It’s a scary word. It’s one of the most modifiable risk factors for many chronic diseases and lifestyle causes of death.
With obesity being defined by the National Institute of Health as having a Body Mass Index (BMI) 30 or over; surprisingly more people fit into this category then what you might think.
In Australia, 1 in 3 Adults (31%) are classified as being obese.
Obesity increases your risk for high blood pressure, high cholesterol, 13 kinds of cancers, and type 2 diabetes. In addition, for every extra kilogram you are carrying; this weight is multiplied by four for the stress it places on many of your joints including your knees ankles and lower back. As such, obesity will also place you at a higher risk factor for osteoarthritis.
The good news is that obesity (and high body fat levels) is modifiable with lifestyle changes. You can fix it. It’s in your control and you have the power. You are not helpless here. But that’s also the bad news, right?

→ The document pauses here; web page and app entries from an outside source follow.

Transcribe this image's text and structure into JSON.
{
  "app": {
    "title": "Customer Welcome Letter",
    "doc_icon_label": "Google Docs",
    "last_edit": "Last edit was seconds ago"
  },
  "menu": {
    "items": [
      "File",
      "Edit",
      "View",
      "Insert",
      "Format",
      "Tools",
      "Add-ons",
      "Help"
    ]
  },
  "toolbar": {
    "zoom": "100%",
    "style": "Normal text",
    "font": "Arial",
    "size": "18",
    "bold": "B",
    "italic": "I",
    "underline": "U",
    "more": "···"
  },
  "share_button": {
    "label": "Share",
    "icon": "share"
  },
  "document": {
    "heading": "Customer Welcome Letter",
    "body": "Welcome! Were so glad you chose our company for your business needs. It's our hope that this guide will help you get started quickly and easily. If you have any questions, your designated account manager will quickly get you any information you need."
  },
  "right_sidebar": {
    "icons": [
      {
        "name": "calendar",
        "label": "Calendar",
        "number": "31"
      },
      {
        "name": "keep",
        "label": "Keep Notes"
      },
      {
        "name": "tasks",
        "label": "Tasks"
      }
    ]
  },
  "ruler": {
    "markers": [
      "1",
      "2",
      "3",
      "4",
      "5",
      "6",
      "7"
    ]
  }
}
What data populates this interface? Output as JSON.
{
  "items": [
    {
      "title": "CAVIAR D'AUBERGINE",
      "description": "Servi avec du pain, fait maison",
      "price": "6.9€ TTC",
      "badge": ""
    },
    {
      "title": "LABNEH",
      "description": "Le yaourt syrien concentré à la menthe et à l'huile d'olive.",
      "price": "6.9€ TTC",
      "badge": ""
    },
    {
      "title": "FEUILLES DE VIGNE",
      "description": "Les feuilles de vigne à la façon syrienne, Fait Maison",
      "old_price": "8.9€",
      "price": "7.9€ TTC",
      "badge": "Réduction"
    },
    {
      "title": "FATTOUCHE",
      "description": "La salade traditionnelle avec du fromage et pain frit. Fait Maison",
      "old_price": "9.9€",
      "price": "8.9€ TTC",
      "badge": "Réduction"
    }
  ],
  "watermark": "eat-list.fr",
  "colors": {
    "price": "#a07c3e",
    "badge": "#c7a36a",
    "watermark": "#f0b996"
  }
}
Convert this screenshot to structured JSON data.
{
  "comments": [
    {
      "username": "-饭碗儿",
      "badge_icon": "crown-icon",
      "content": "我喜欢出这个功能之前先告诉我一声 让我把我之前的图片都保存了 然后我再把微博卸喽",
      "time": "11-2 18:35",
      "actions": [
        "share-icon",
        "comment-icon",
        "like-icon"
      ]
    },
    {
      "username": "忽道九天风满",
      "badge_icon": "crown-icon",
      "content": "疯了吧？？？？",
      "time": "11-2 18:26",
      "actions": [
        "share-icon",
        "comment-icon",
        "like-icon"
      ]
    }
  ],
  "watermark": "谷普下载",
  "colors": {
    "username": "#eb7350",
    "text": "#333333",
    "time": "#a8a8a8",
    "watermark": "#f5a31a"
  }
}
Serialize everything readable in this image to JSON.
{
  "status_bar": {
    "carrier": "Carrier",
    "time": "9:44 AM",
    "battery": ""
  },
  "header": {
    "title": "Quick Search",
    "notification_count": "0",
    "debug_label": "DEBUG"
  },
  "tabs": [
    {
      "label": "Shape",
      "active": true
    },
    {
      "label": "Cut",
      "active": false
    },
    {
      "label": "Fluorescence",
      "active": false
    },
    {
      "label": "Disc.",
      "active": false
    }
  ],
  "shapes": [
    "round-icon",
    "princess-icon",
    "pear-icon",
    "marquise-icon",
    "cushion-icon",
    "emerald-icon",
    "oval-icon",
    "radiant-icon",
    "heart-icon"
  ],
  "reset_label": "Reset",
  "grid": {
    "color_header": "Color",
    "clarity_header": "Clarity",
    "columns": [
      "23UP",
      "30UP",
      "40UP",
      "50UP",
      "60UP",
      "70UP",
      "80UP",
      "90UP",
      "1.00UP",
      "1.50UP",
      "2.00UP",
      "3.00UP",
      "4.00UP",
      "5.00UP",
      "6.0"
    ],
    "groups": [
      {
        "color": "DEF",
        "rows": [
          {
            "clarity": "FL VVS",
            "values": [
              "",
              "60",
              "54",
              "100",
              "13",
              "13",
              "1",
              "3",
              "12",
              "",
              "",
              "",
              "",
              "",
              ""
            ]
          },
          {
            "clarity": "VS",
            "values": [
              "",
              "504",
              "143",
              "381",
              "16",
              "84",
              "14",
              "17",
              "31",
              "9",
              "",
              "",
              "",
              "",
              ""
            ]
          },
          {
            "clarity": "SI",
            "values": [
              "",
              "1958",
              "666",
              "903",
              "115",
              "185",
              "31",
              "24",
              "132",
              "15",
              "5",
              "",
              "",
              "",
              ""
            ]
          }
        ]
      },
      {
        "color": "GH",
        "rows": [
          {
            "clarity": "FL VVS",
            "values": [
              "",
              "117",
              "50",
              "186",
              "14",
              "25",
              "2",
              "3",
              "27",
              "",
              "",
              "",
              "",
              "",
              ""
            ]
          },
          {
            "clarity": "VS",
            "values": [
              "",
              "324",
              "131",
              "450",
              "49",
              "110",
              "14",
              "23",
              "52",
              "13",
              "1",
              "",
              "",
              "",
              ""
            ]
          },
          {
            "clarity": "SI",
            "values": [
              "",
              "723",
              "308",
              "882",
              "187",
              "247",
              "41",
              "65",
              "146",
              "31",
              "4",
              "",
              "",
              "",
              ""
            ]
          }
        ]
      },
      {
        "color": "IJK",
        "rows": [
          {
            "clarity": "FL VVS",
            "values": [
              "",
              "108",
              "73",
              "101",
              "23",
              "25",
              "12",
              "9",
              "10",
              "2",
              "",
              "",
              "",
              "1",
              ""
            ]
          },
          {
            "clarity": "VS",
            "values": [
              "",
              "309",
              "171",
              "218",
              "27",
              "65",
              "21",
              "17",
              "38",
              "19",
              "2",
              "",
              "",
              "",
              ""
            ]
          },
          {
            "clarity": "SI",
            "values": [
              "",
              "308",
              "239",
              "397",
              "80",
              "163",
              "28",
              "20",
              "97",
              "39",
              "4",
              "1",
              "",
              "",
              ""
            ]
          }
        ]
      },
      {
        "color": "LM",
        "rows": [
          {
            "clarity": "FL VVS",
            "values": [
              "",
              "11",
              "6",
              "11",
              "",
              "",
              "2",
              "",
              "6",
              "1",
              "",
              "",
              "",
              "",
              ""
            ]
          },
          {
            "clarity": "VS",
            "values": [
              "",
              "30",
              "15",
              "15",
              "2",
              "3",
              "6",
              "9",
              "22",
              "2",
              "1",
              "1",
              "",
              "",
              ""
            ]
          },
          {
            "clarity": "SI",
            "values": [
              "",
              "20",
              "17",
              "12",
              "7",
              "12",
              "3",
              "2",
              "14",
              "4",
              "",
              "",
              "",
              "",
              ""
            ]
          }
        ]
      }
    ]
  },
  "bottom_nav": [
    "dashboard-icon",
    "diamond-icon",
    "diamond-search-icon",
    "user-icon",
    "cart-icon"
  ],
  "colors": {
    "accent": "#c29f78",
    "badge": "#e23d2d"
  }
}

Because for some people, it’s easier to take a pill than to change your relationship with food and exercise.
It’s no wonder the world is facing an Obesity crisis of epic proportion. And the obesity crisis in Australia is real. Australia is ranked number 2 (men: 28%, women: 30%) in the world for obesity: behind the US (33%) (2013 data).
What Can YOU Do About Obesity?
Diet strategies are common and readily available. The world is inundated with knowledge and strategies on how to change your diet.
Traditional dieting can set people up for failure. With the focus on restricting calories on an already nutritionally bankrupt food source.
Healthy eating changes need to be sustainable for the long term, and with an understanding of how each of the macronutrients impacts your health and weight gain.
The traditional western diet consists of a high proportion of refined carbohydrates (i.e. bread and sugar) and saturated fats. You only need to visit your local café to assess the reliance we have on these two macro nutrients.
Diets which restrict entire food groups or are restrictive can be difficult to stick to for the long term and so individuals can get into a cycle of blaming themselves every time they fail.
One symptom of following a highly restricted intake of protein and fat low diet is can impact your resting (or basal) metabolic rate (BMR). The traditional western diets high in carbohydrates and saturated fats can result in excessive body fat and in a lowering of your lean muscle and your BMR.
As your BMR goes down, so too does the energy you expend at rest. A low BMR further contributes to the problem of obesity and excessive body fat.
(Further reading; Does Obesity contribute to muscle loss)
Exercise to Reduce Obesity
Exercise including strength training is a key factor in raising your BMR and reducing body fat. Muscle is more metabolically active than fat, so the higher amount of lean muscle you have on your body, the higher your BMR.
Therefore, exercise is an important lifestyle strategy for losing body fat and then maintaining a healthy body weight.
Learning about your relationship with food, exercise, and with your body (physically and psychologically) is vital to your success with losing excess body fat.
Sugar and processed carbohydrates are highly addictive and provide a short term ‘hit’ of energy. With this ‘hit’ of energy comes an activation of your limbic system, the emotional part of your brain.
While all food can do this to a certain extent (there’s connections between taste and smell and your limbic brain), what is more significant is that sugar, salt, and fat have the capacity to create a much stronger reaction.
It’s important for you to consider your social and psychological drivers of unhealthy eating.
Do you reach for the chocolate when you have had a bad day? Do you eat out a lot or have takeaway?
You need to develop strategies for these triggers, so you don’t derail your health for too long.
If you do deviate from your ideal nutritional intake; return the next day to your healthy eating plan.